TASK BRIEF: State only how many lines of the records contain the string "cuenta".

[Source data]
□ □ □ □ □

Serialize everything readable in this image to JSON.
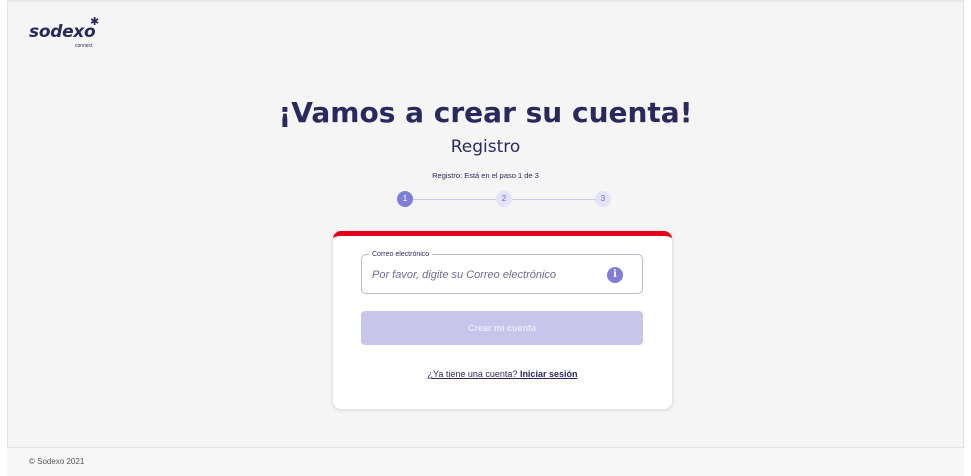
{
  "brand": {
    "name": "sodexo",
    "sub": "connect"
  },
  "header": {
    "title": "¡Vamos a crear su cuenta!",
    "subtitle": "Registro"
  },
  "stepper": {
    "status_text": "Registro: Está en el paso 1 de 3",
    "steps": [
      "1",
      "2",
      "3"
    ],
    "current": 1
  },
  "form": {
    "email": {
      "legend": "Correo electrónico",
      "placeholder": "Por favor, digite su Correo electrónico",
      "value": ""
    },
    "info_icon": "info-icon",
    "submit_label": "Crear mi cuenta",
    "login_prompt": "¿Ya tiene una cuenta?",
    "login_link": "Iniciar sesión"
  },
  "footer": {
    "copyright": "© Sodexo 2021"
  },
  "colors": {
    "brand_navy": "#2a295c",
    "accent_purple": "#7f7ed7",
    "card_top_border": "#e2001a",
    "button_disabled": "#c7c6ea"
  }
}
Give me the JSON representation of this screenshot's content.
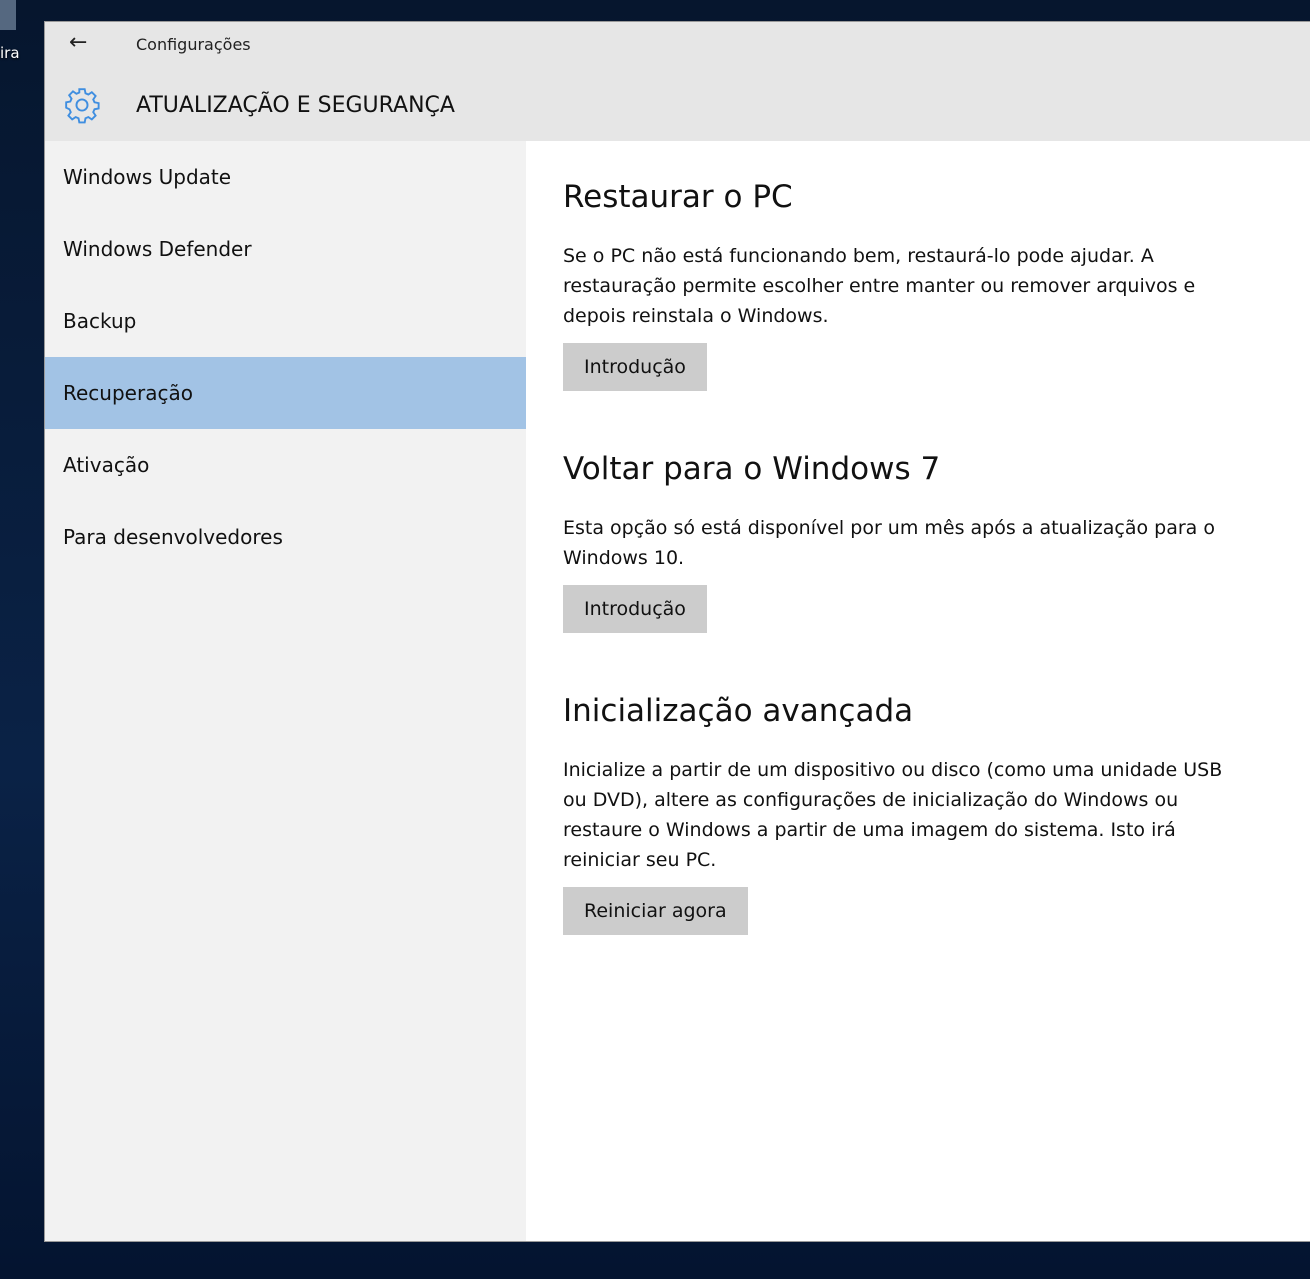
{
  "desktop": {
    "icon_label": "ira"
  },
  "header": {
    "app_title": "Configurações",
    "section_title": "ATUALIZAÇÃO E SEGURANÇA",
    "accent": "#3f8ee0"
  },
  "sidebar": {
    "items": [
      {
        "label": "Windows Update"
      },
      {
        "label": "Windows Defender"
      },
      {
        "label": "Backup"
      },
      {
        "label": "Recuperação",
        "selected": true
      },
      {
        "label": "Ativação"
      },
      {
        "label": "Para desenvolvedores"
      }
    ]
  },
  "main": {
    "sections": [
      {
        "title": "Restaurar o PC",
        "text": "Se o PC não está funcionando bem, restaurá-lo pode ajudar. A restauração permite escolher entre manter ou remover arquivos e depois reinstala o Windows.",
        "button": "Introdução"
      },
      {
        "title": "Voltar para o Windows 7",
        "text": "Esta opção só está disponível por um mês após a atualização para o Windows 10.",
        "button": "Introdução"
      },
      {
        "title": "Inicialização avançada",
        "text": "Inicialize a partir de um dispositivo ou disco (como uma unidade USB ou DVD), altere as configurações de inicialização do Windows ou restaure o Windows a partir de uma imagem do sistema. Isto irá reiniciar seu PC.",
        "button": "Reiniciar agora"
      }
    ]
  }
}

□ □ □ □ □

THE COMPLETED TASK: 3